[Collected data]

....................

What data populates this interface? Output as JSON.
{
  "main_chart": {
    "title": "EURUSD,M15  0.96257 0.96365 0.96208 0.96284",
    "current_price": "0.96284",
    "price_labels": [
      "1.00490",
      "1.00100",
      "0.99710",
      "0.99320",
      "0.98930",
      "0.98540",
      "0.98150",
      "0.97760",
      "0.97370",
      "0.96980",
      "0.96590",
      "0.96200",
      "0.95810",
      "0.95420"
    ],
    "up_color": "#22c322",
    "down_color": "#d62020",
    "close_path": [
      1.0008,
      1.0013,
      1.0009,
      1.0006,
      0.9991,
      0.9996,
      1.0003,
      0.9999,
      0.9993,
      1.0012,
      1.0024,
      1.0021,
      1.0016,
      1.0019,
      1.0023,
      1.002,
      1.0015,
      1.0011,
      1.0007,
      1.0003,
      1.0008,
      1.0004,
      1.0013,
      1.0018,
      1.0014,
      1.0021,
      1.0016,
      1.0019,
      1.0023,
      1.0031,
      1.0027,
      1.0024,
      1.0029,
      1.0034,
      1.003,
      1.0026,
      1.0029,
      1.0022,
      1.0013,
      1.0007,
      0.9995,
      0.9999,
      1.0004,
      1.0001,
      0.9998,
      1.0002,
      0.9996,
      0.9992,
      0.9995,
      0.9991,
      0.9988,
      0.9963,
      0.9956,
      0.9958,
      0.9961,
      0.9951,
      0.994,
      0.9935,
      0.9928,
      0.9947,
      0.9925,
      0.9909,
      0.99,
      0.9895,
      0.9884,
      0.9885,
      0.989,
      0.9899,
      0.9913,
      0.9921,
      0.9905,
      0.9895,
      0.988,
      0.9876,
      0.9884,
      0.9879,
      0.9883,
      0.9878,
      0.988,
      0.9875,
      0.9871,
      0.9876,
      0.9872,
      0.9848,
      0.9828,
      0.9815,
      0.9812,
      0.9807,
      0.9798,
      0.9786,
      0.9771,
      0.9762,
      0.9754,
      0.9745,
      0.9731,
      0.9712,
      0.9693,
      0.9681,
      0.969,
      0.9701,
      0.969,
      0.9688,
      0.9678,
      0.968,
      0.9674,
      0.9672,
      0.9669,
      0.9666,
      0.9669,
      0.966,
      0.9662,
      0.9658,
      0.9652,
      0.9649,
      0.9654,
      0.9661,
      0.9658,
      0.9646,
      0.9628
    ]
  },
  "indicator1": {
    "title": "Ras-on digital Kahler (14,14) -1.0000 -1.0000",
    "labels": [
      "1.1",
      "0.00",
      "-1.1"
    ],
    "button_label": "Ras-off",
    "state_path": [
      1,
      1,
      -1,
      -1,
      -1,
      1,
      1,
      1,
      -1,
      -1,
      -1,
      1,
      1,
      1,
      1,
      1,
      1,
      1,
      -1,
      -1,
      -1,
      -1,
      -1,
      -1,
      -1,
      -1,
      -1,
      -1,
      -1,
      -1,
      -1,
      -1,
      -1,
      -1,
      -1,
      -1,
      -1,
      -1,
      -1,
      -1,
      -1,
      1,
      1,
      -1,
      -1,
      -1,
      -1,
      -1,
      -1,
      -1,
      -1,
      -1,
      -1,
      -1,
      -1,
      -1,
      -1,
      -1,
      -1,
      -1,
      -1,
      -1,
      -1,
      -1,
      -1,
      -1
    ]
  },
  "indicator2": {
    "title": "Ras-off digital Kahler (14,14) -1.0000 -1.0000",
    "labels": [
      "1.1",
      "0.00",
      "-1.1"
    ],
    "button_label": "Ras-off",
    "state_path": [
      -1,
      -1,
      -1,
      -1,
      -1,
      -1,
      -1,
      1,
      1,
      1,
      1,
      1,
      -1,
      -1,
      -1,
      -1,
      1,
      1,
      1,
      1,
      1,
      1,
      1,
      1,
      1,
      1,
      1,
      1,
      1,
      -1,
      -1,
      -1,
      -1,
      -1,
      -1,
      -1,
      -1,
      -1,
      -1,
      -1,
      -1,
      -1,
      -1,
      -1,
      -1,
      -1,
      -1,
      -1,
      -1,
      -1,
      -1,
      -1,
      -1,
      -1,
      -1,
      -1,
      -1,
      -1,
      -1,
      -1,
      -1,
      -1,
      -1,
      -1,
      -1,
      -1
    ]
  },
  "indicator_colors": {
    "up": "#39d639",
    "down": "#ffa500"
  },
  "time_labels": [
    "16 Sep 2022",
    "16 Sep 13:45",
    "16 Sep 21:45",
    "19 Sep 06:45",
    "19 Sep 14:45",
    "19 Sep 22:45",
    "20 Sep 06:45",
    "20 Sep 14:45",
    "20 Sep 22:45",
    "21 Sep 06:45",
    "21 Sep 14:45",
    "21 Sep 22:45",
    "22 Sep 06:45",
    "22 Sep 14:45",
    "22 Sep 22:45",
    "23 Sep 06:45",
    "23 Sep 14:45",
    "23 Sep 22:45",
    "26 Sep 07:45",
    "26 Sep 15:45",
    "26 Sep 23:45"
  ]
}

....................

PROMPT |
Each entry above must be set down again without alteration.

OUTPUT OF THE TASK |
What data populates this interface? Output as JSON.
{
  "main_chart": {
    "title": "EURUSD,M15  0.96257 0.96365 0.96208 0.96284",
    "current_price": "0.96284",
    "price_labels": [
      "1.00490",
      "1.00100",
      "0.99710",
      "0.99320",
      "0.98930",
      "0.98540",
      "0.98150",
      "0.97760",
      "0.97370",
      "0.96980",
      "0.96590",
      "0.96200",
      "0.95810",
      "0.95420"
    ],
    "up_color": "#22c322",
    "down_color": "#d62020",
    "close_path": [
      1.0008,
      1.0013,
      1.0009,
      1.0006,
      0.9991,
      0.9996,
      1.0003,
      0.9999,
      0.9993,
      1.0012,
      1.0024,
      1.0021,
      1.0016,
      1.0019,
      1.0023,
      1.002,
      1.0015,
      1.0011,
      1.0007,
      1.0003,
      1.0008,
      1.0004,
      1.0013,
      1.0018,
      1.0014,
      1.0021,
      1.0016,
      1.0019,
      1.0023,
      1.0031,
      1.0027,
      1.0024,
      1.0029,
      1.0034,
      1.003,
      1.0026,
      1.0029,
      1.0022,
      1.0013,
      1.0007,
      0.9995,
      0.9999,
      1.0004,
      1.0001,
      0.9998,
      1.0002,
      0.9996,
      0.9992,
      0.9995,
      0.9991,
      0.9988,
      0.9963,
      0.9956,
      0.9958,
      0.9961,
      0.9951,
      0.994,
      0.9935,
      0.9928,
      0.9947,
      0.9925,
      0.9909,
      0.99,
      0.9895,
      0.9884,
      0.9885,
      0.989,
      0.9899,
      0.9913,
      0.9921,
      0.9905,
      0.9895,
      0.988,
      0.9876,
      0.9884,
      0.9879,
      0.9883,
      0.9878,
      0.988,
      0.9875,
      0.9871,
      0.9876,
      0.9872,
      0.9848,
      0.9828,
      0.9815,
      0.9812,
      0.9807,
      0.9798,
      0.9786,
      0.9771,
      0.9762,
      0.9754,
      0.9745,
      0.9731,
      0.9712,
      0.9693,
      0.9681,
      0.969,
      0.9701,
      0.969,
      0.9688,
      0.9678,
      0.968,
      0.9674,
      0.9672,
      0.9669,
      0.9666,
      0.9669,
      0.966,
      0.9662,
      0.9658,
      0.9652,
      0.9649,
      0.9654,
      0.9661,
      0.9658,
      0.9646,
      0.9628
    ]
  },
  "indicator1": {
    "title": "Ras-on digital Kahler (14,14) -1.0000 -1.0000",
    "labels": [
      "1.1",
      "0.00",
      "-1.1"
    ],
    "button_label": "Ras-off",
    "state_path": [
      1,
      1,
      -1,
      -1,
      -1,
      1,
      1,
      1,
      -1,
      -1,
      -1,
      1,
      1,
      1,
      1,
      1,
      1,
      1,
      -1,
      -1,
      -1,
      -1,
      -1,
      -1,
      -1,
      -1,
      -1,
      -1,
      -1,
      -1,
      -1,
      -1,
      -1,
      -1,
      -1,
      -1,
      -1,
      -1,
      -1,
      -1,
      -1,
      1,
      1,
      -1,
      -1,
      -1,
      -1,
      -1,
      -1,
      -1,
      -1,
      -1,
      -1,
      -1,
      -1,
      -1,
      -1,
      -1,
      -1,
      -1,
      -1,
      -1,
      -1,
      -1,
      -1,
      -1
    ]
  },
  "indicator2": {
    "title": "Ras-off digital Kahler (14,14) -1.0000 -1.0000",
    "labels": [
      "1.1",
      "0.00",
      "-1.1"
    ],
    "button_label": "Ras-off",
    "state_path": [
      -1,
      -1,
      -1,
      -1,
      -1,
      -1,
      -1,
      1,
      1,
      1,
      1,
      1,
      -1,
      -1,
      -1,
      -1,
      1,
      1,
      1,
      1,
      1,
      1,
      1,
      1,
      1,
      1,
      1,
      1,
      1,
      -1,
      -1,
      -1,
      -1,
      -1,
      -1,
      -1,
      -1,
      -1,
      -1,
      -1,
      -1,
      -1,
      -1,
      -1,
      -1,
      -1,
      -1,
      -1,
      -1,
      -1,
      -1,
      -1,
      -1,
      -1,
      -1,
      -1,
      -1,
      -1,
      -1,
      -1,
      -1,
      -1,
      -1,
      -1,
      -1,
      -1
    ]
  },
  "indicator_colors": {
    "up": "#39d639",
    "down": "#ffa500"
  },
  "time_labels": [
    "16 Sep 2022",
    "16 Sep 13:45",
    "16 Sep 21:45",
    "19 Sep 06:45",
    "19 Sep 14:45",
    "19 Sep 22:45",
    "20 Sep 06:45",
    "20 Sep 14:45",
    "20 Sep 22:45",
    "21 Sep 06:45",
    "21 Sep 14:45",
    "21 Sep 22:45",
    "22 Sep 06:45",
    "22 Sep 14:45",
    "22 Sep 22:45",
    "23 Sep 06:45",
    "23 Sep 14:45",
    "23 Sep 22:45",
    "26 Sep 07:45",
    "26 Sep 15:45",
    "26 Sep 23:45"
  ]
}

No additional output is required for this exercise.